In the 1940s she served as the sole female member of the "Extraordinary State Commission for the Establishment and Investigation of the Crimes of the Fascist German Invaders and Their Accomplices, and of the Damage They Caused to Citizens, Collective Farms, Public Organizations, State Enterprises, and Institutions of the USSR" (Chrezvychainaia gosudarstvennaia komissiia or Чрезвычайная Государственная Комиссия; ChGK), appointed to investigate Nazi war crimes in the Soviet Union.
- Hero of the Soviet Union (November 2, 1938)
- Hero of Socialist Labour (January 6, 1986)
- Two Orders of Lenin
- Order of the October Revolution
- Order of the Great Patriotic War, 1st Class
- Order of the Red Banner of Labour
- Order of the Red Star
- Various other medals
- Cottam 1998-Selected Biographies, p. 3.
- Milanetti, Gian Piero (April 2011). Le streghe della notte (in Italian) (first ed.). Rome: Istituto Bibliografico Napoleone. pp. 117–120. ISBN 88-7565-100-0.
- Cottam 1998-Selected Biographies, p. 4.
- Cottam 1998-Selected Biographies, p. 5.
- Cottam 1998-Selected Biographies, p. 6.
- Cottam 1998-Selected Biographies, p. 7.
- Cottam 1998-Selected Biographies, p. 8.
- Cottam, Kazimiera Janina. Women in War and Resistance – Selected Biographies of Soviet Women Soldiers. Newburyport MA, Focus Publishing/R. Pullins Co. 1998. ISBN 1-58510-160-5.
- Milanetti, Gian Piero (2013). Soviet Airwomen of the Great Patriotic War - A pictorial history. Istituto Bibliografico Napoleone, Rome, Italy. ISBN 9788875651466.
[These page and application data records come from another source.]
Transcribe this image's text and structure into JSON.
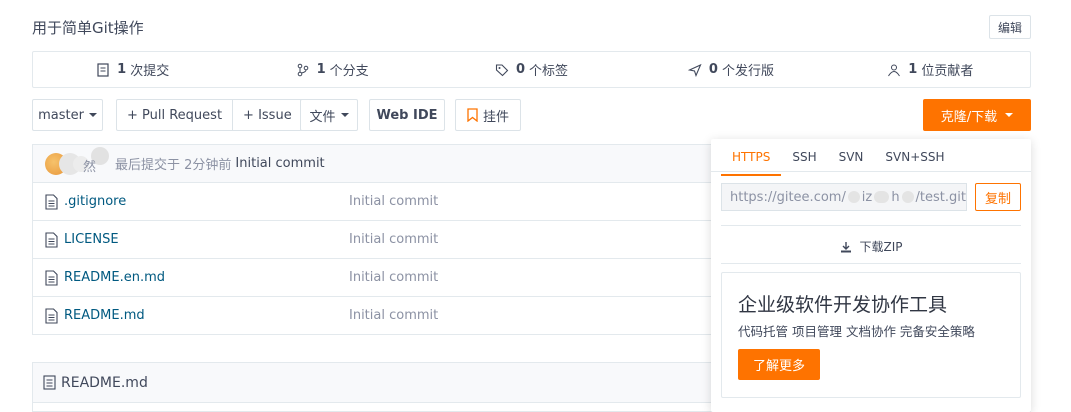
{
  "repo": {
    "description": "用于简单Git操作",
    "edit_label": "编辑"
  },
  "stats": [
    {
      "icon": "commits-icon",
      "count": "1",
      "label": "次提交"
    },
    {
      "icon": "branch-icon",
      "count": "1",
      "label": "个分支"
    },
    {
      "icon": "tag-icon",
      "count": "0",
      "label": "个标签"
    },
    {
      "icon": "release-icon",
      "count": "0",
      "label": "个发行版"
    },
    {
      "icon": "contributors-icon",
      "count": "1",
      "label": "位贡献者"
    }
  ],
  "toolbar": {
    "branch": "master",
    "pull_request": "+ Pull Request",
    "issue": "+ Issue",
    "files": "文件",
    "web_ide": "Web IDE",
    "widget": "挂件",
    "clone": "克隆/下载"
  },
  "latest_commit": {
    "author_fragment": "然",
    "meta": "最后提交于 2分钟前",
    "message": "Initial commit"
  },
  "files": [
    {
      "name": ".gitignore",
      "commit": "Initial commit"
    },
    {
      "name": "LICENSE",
      "commit": "Initial commit"
    },
    {
      "name": "README.en.md",
      "commit": "Initial commit"
    },
    {
      "name": "README.md",
      "commit": "Initial commit"
    }
  ],
  "readme": {
    "title": "README.md"
  },
  "clone_dropdown": {
    "tabs": [
      "HTTPS",
      "SSH",
      "SVN",
      "SVN+SSH"
    ],
    "active_tab": "HTTPS",
    "url": "https://gitee.com/",
    "url_fragment": "iz",
    "url_fragment2": "h",
    "url_suffix": "/test.git",
    "copy_label": "复制",
    "zip_label": "下载ZIP"
  },
  "ad": {
    "title": "企业级软件开发协作工具",
    "subtitle": "代码托管 项目管理 文档协作 完备安全策略",
    "button": "了解更多"
  },
  "colors": {
    "accent": "#fe7300",
    "link": "#005980",
    "muted": "#8c92a4"
  }
}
- Milanetti, Gian Piero (2011). Le Streghe della Notte: La storia non detta delle eroiche ragazze-pilota dell'Unione Sovietica nella Grande Guerra Patriottica (in Italian). Istituto Bibliografico Napoleone, Roma, Italia. ISBN 88-7565-100-0.
- Pennington, Reina (1997). Wings, Women, and War: Soviet Airwomen in World War II Combat. University Press of Kansas. ISBN 0-7006-1554-7.
- Sakaida, Henry (2003). Heroines of the Soviet Union: 1941-45. Osprey Publishing. ISBN 978-1-84176-598-3.
- Sorokina, M. A. "People and Procedures: Toward a History of the Investigation of Nazi Crimes in the USSR," Kritika: Explorations in Russian and Eurasian History, Volume 6, Issue 4, (2005) 797-831.